As all Lyme and Co sufferers know, treatment is a virtual labyrinth.  You have to support your gut, you have to treat the three forms of Borrelia, you usually have to fight against various protozoans, fungus, virus, and things they probably haven’t even named yet!

The following article explains why we get so ill and why it’s so difficult to treat.  Dr. Horowitz calls it MSIDS, or “multi-systemic infectious disease syndrome,” as the term Lyme Disease, frankly just doesn’t explain things adequately from a patient or physician’s perspective or do justice to our suffering.  And perhaps if we can clearly label and define this horrendous disease(s) we will finally start to break through the current barrier that puts is in an isolated underground.
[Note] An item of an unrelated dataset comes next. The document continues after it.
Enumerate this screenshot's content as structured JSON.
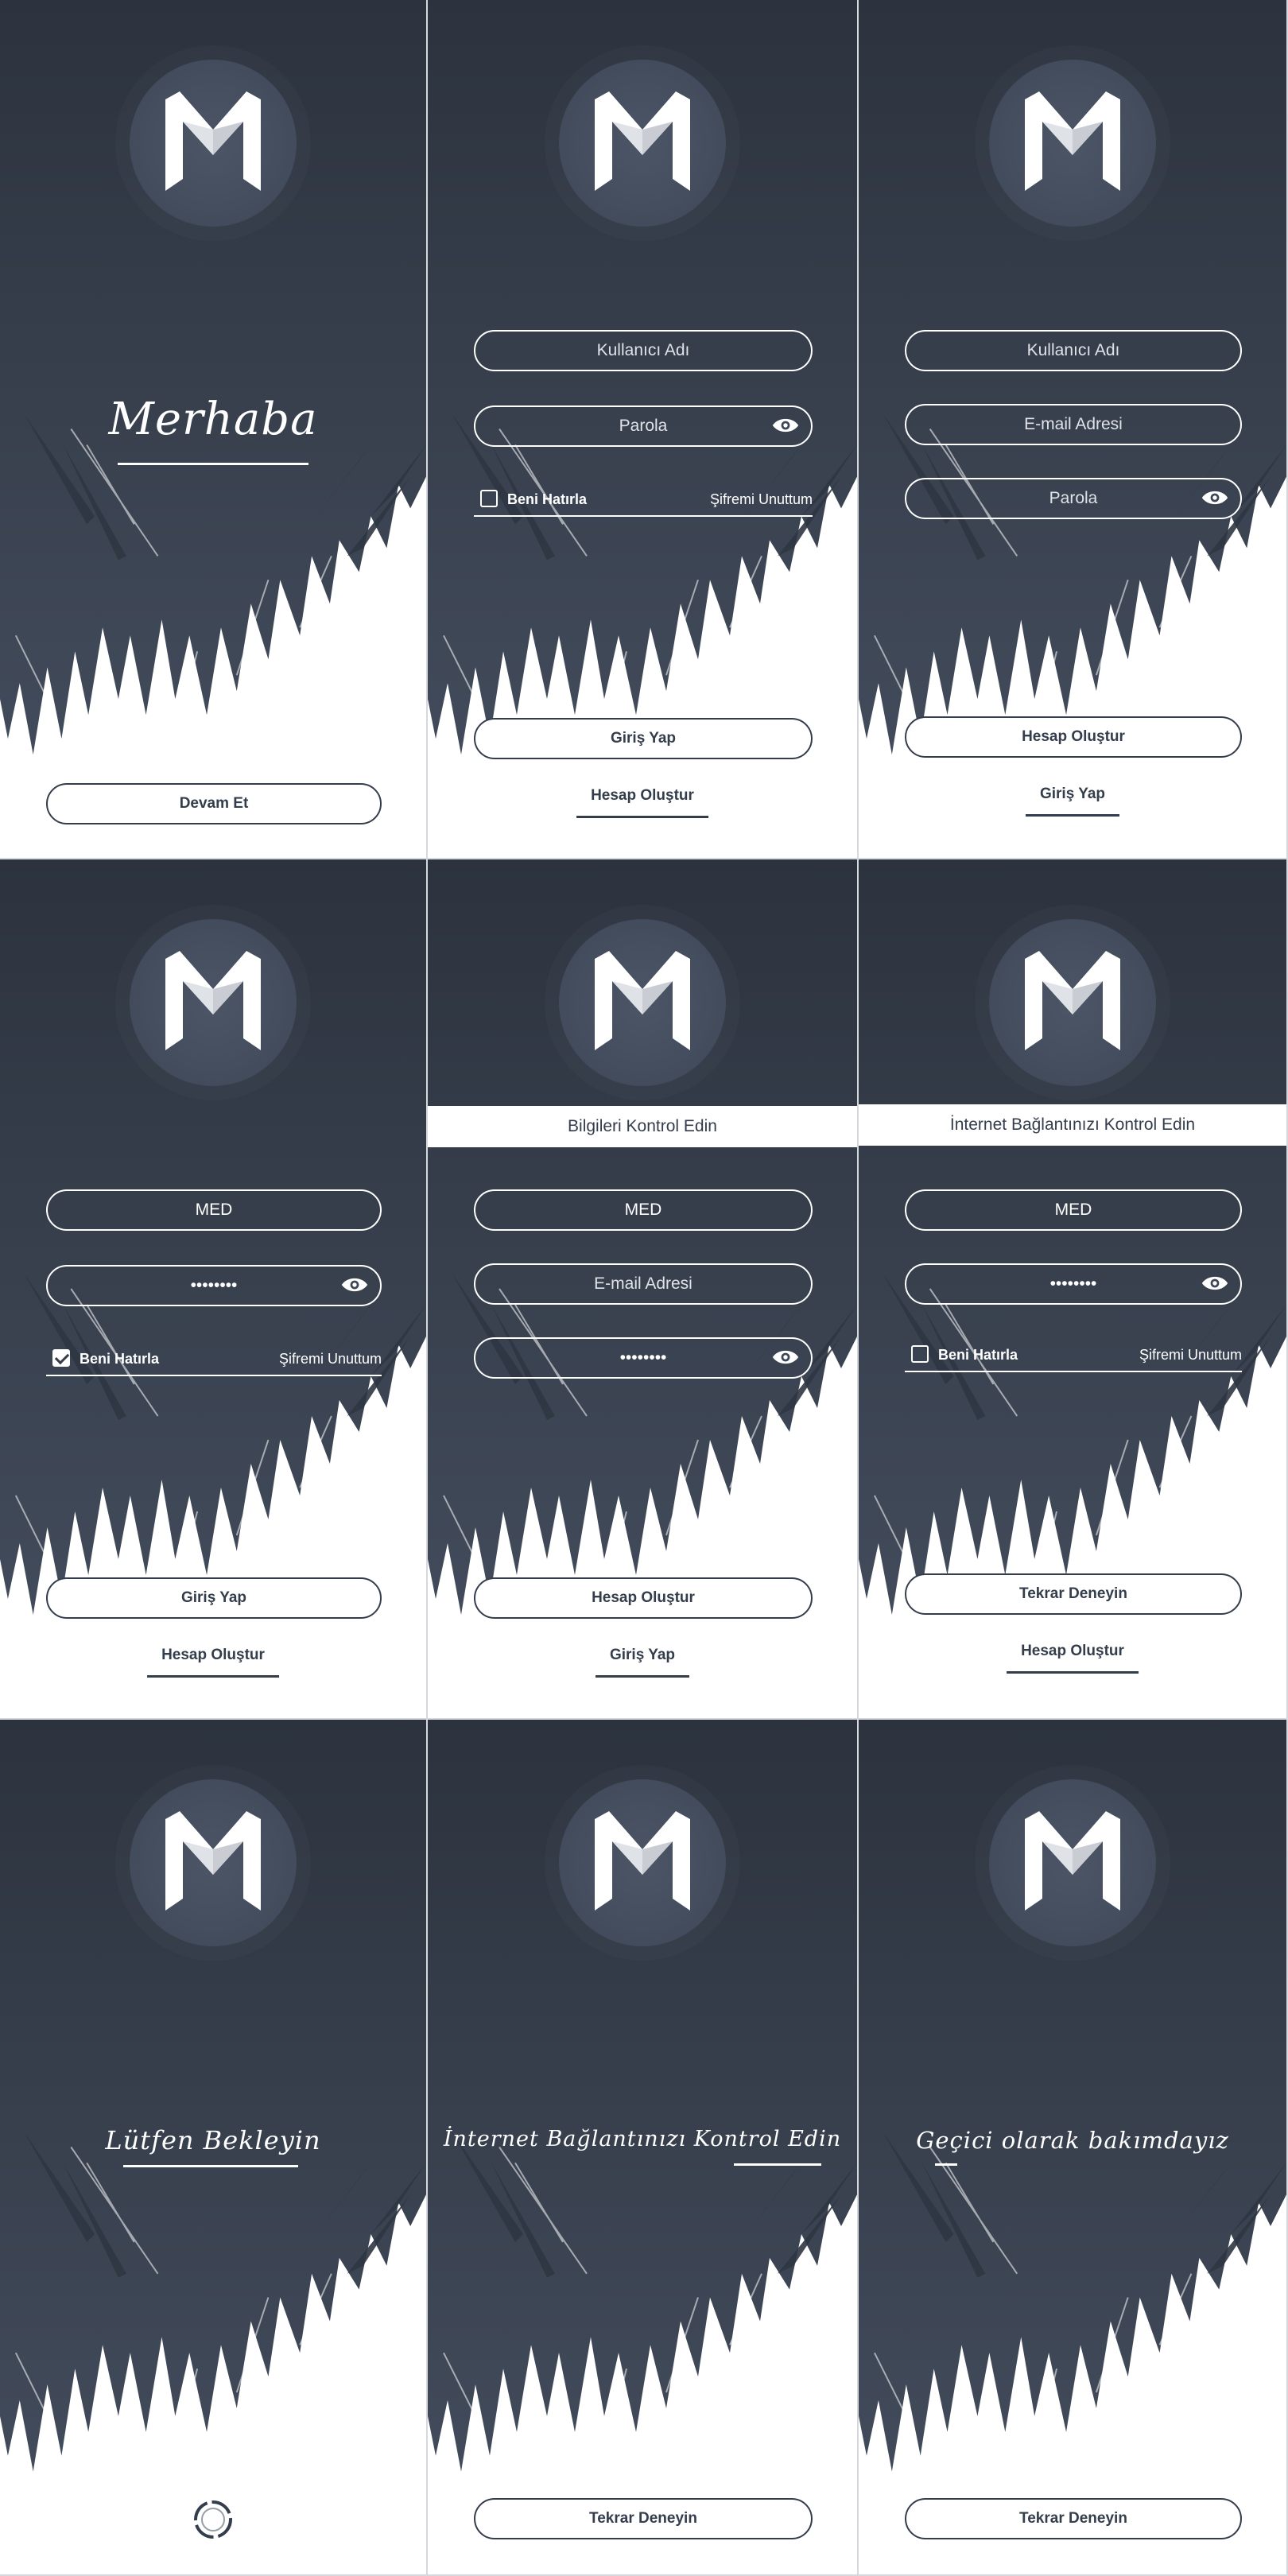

http://lymedisease.org/news/lymepolicywonk/lymepolicywonk-ticks-transmit-a-world-of-disease-and-co-infections-into-the-lives-of-lyme-patients.html

“In the study, researchers collected local ticks and allowed them to feed on laboratory rats that had been bred in captivity and were free of disease. Afterward, they examined the ticks and the rats for bacteria believed to cause disease. Findings? The ticks contained 373 types of bacteria and had transmitted 237 to the rats. The authors concluded there is “unambiguous evidence that there are as-yet unidentified pathogens associated with ticks [which] increases the risk of multiple infections in humans, [leading] to more severe clinical manifestations.”

A single bite can transmit multiple tick-borne diseases or a victim may be co-infected through multiple tick bites from multiple ticks. According to a study of patients in Connecticut and Minnesota, 20% of patients with Lyme disease also showed evidence of a co-infection. LDo’s own recently published survey of over 3,000 patients with chronic Lyme found over 50% had at least one co-infection and 30% had two or more co-infections.

The most common co-infections in the LDo study were Babesia (32%), Bartonella (28%), and Ehrlichia (15%) while a study by Dr. Janet Sperling in Canada found that the most common were Bartonella (36%), Babesia (19%), and Anaplasma (13%).

All reported tickborne diseases have increased significantly over time according to the Institute of Medicine. Between 1992 and 2006, the incidence of Lyme disease increased 101%. Between 2000 and 2008, the incidence of Rocky Mountain Spotted Fever (RMSF) shot up over 400%. Between 2000 and 2007, the incidence of anaplasmosis rose by 275%, while the incidence of ehrlichiosis increased by more than 100%.

Many co-infections threaten more than just the tick host. For example, Babesia can be passed from mother to unborn child and by transfusion. A recent CDC article reveals that the percentage of ticks infected with Babesia in Maine increased from 29% in 1995 to 60% in 2011. A similar study in New York showed that the Babesia co-infection rate was twice as high as previously thought. This increase in infection rates puts residents, babies, and the blood supply at greater risk.”

This is an excellent article to have in your arsenal for educating others.  We simply must get the word out that this isn’t just our problem.  It’s become everyone’s problem.  And it’s far more prevalent than H1N1 or Ebola – which always seems to get all the press.

I encourage you to send family and friends information such as the article above which is short, sweet, and to the point, about how prevalent Lyme and Co really is, how debilitating it can make you, and how it will change your life.  Something within me tells me that WE are going to have to do the footwork on this one.